A Mediterranean diet study called PREDIMED (Prevention with the Mediterranean Diet), published in the New England Journal of Medicine (NEJM), one the most reputable journals in the medical world, was retracted, re-analyzed and republished on June 14, 2018.
The original study, published in 2013, found that a Mediterranean diet supplemented with extra virgin olive oil (Med Diet + EVOO) and a Mediterranean diet supplemented with nuts (Med Diet + Nuts) both reduced the risk of heart and stroke by 30% in people at high risk for cardiovascular disease.
The study was a randomized controlled trial, the gold standard of scientific evidence due to its rigorous design that allows it to prove cause and effect. Participants are assigned at random, or by chance, to follow one diet or another. That way, the groups will be similar and the effect of each diet can be compared more fairly and reliably.
The journal retracted the study because it had design flaws. It became known that some of the participants were not “randomly” assigned to their diets, an error that could influence the findings by introducing bias.

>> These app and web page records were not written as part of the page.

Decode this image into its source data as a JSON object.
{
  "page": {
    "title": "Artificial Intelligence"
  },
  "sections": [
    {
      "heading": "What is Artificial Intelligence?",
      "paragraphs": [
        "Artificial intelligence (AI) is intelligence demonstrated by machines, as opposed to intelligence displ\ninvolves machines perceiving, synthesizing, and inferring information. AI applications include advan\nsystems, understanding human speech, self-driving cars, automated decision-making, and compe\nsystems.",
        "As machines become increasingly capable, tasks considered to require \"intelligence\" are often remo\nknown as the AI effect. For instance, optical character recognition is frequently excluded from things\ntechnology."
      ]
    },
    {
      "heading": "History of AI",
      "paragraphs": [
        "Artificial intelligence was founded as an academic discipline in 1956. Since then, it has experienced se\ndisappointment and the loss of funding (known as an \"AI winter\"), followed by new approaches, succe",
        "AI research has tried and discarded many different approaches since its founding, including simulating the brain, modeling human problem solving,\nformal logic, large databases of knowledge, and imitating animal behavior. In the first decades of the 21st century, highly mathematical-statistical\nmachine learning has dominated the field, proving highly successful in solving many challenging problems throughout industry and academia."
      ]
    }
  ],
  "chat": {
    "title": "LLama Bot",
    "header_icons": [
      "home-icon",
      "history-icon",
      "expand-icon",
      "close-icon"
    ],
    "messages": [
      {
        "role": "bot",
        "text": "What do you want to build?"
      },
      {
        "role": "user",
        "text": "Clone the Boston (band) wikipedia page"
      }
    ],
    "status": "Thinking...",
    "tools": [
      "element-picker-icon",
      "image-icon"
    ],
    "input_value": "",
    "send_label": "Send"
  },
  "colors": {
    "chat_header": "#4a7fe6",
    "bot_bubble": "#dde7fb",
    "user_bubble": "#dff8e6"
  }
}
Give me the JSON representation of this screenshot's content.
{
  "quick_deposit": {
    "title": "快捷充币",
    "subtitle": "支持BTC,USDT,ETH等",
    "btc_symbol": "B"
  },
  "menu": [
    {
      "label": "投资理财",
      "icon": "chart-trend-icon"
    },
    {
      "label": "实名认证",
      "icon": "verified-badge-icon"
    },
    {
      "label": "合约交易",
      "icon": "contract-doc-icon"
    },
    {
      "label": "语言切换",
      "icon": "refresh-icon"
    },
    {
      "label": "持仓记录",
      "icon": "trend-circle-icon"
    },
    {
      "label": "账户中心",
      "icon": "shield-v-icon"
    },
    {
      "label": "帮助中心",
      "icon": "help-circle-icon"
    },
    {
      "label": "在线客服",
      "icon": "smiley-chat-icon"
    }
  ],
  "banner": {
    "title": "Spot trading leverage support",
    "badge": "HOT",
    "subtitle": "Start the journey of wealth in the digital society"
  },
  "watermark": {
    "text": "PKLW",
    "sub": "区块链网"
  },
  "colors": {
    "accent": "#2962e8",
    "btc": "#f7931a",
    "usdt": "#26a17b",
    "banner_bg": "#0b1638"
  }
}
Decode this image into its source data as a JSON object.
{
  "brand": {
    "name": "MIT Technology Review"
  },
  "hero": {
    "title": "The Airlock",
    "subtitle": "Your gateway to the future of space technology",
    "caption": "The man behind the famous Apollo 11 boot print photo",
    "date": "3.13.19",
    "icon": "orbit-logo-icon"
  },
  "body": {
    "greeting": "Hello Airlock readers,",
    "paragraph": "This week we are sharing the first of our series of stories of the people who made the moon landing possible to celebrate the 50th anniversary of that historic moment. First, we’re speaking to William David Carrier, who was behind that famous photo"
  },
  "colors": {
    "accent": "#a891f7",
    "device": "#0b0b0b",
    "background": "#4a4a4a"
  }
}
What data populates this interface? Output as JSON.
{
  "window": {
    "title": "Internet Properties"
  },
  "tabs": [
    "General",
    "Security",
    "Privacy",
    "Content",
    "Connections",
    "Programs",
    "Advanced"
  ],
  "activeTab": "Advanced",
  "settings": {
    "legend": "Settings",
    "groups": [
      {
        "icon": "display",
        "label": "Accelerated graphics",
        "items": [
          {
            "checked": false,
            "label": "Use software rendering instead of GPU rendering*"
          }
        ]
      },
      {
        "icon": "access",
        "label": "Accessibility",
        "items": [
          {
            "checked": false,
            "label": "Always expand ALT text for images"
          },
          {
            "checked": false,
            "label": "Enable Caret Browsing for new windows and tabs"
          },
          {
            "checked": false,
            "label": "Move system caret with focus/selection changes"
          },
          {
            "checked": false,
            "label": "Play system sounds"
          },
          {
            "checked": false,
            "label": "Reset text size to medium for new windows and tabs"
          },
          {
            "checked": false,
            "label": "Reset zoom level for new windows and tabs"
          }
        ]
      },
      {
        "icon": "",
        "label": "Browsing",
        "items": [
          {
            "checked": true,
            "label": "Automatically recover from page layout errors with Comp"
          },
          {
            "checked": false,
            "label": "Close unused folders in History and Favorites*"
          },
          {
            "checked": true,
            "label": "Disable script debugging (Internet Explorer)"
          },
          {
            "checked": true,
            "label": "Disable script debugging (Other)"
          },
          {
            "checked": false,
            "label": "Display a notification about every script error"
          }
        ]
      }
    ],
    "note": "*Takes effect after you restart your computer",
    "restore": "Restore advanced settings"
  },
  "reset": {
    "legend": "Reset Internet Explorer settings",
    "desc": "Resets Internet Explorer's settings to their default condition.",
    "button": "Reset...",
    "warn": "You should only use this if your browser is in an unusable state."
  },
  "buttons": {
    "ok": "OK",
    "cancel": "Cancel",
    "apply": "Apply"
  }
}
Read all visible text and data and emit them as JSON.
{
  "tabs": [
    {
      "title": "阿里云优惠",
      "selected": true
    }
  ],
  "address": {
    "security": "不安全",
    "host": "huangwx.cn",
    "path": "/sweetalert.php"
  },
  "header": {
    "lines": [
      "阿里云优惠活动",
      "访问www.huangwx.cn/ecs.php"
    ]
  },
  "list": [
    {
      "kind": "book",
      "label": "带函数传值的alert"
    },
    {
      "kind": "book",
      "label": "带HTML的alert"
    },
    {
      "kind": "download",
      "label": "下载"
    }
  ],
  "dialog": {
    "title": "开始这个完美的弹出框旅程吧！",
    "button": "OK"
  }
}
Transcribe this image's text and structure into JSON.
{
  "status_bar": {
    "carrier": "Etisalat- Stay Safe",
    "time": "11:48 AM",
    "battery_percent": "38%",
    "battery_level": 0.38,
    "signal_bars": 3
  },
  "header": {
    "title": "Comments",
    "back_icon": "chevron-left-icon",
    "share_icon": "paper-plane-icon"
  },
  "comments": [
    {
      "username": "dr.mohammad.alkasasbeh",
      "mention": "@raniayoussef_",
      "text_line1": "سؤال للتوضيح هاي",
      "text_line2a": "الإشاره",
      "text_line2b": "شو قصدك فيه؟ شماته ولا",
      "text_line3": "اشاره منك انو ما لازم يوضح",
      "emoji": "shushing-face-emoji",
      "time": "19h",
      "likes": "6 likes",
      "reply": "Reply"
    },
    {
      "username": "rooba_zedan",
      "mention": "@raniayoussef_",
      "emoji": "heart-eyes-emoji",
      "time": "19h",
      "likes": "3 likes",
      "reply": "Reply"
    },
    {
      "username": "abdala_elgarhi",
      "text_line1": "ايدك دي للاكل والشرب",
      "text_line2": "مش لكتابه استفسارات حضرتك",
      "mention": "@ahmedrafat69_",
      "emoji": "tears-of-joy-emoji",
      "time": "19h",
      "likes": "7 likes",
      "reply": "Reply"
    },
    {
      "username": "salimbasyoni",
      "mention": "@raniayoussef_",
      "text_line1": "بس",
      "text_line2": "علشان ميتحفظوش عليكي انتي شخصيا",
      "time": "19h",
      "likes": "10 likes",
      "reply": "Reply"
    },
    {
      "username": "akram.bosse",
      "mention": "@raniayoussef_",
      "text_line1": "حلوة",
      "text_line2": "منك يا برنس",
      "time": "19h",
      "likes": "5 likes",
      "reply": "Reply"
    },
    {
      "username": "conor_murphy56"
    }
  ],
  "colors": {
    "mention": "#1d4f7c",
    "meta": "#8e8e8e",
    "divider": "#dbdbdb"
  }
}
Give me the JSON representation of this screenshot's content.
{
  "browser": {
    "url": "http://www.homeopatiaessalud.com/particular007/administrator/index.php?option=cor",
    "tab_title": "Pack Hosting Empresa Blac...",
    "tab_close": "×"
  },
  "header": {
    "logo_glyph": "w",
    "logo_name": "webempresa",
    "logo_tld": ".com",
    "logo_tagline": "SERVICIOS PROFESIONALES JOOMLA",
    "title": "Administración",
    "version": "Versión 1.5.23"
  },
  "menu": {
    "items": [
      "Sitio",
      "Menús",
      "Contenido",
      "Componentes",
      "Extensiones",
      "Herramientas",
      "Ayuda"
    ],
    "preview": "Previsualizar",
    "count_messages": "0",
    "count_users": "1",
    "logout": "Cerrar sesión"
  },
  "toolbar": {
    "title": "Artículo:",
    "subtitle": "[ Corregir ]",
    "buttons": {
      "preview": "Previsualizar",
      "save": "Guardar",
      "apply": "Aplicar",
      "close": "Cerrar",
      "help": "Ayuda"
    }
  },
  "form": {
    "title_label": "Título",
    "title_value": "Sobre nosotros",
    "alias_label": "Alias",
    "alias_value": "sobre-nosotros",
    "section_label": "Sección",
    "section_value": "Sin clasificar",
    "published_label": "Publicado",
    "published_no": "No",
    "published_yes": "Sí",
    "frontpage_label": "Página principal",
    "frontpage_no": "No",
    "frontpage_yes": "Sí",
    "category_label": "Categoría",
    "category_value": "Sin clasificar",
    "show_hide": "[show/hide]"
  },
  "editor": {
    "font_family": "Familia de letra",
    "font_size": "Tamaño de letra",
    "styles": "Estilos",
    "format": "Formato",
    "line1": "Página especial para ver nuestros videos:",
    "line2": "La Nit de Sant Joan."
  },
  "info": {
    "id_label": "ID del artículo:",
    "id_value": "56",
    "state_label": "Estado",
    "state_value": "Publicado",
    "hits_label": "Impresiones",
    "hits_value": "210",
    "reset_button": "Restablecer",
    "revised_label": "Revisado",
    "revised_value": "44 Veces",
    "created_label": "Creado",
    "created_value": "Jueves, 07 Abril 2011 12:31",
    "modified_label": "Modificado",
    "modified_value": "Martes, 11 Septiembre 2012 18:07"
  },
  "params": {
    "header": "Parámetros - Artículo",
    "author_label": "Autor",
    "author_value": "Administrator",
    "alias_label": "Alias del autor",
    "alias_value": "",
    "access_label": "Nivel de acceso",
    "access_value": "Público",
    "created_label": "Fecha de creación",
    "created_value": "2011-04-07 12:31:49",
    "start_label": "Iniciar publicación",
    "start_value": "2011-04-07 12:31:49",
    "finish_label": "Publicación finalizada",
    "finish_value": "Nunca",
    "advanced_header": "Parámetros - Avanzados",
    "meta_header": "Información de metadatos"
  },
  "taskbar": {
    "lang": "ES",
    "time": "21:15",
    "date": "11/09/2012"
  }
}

The study was reanalyzed taking into account the fact that some participants were not correctly randomized and found similar results as the original study, a 31% lower risk of heart attack and stroke for the Med Diet + EVOO group and a 28% lower risk for the Med Diet + Nuts group. A secondary analysis that removed these participants also had similar results, showing an even a stronger beneficial effect.
A secondary analysis that removed these participants also had similar results, showing even a stronger beneficial effect.
PREDIMED was a landmark study. It was the largest randomized controlled trial to assess the long-term effect of following the Mediterranean diet on the primary prevention of cardiovascular disease.
The reanalysis provides strong evidence in favour of the Mediterranean diet, but the results are not as robust as those from a randomized controlled trial. Confidence in the republished results has also been weakened by the design errors that were made. The findings will need to be replicated by future randomized controlled trials.
As well, the reputation of the prestigious NEJM has been diminished due the fact it did not do a thorough job of reviewing the data before publication. While the journal did the correct thing by retracting the study and having the researchers reanalyze it, this highly publicized retraction will likely pose a credibility problem for studies going forward, at least for a while.
Yes. While no longer a true randomized controlled trial, I am confident in the findings of the republished PREDIMED study, which underwent much scrutiny. My recommendation to follow a Mediterranean-style diet is not based on only one study. Rather, it is based on the totality of evidence that has linked the diet with cardiovascular benefits.
Many studies have shown that adherence to a Mediterranean diet lowers blood pressure, LDL cholesterol and triglycerides, improves vascular function, enhances blood glucose control and reduces inflammatory markers. And numerous observational studies have linked a Mediterranean diet with better cardiovascular outcomes.
Another advantage of the Mediterranean dietary pattern is that it gets people to think about their diets more broadly, rather than focusing on one particular food or another. I strongly believe that the Mediterranean diet is here to stay and that studies will continue to show that adherence to the diet is associated with positive cardiovascular health outcomes, as well as other health benefits.
Finally, this retraction and the headlines that followed are just another signal to read nutrition news with a critical eye. If you are looking for a sustainable, evidence-based approach to healthy eating, working with a registered dietitian will help you make sense of the overwhelming amount of nutrition advice we’re bombarded with, much of it conflicting.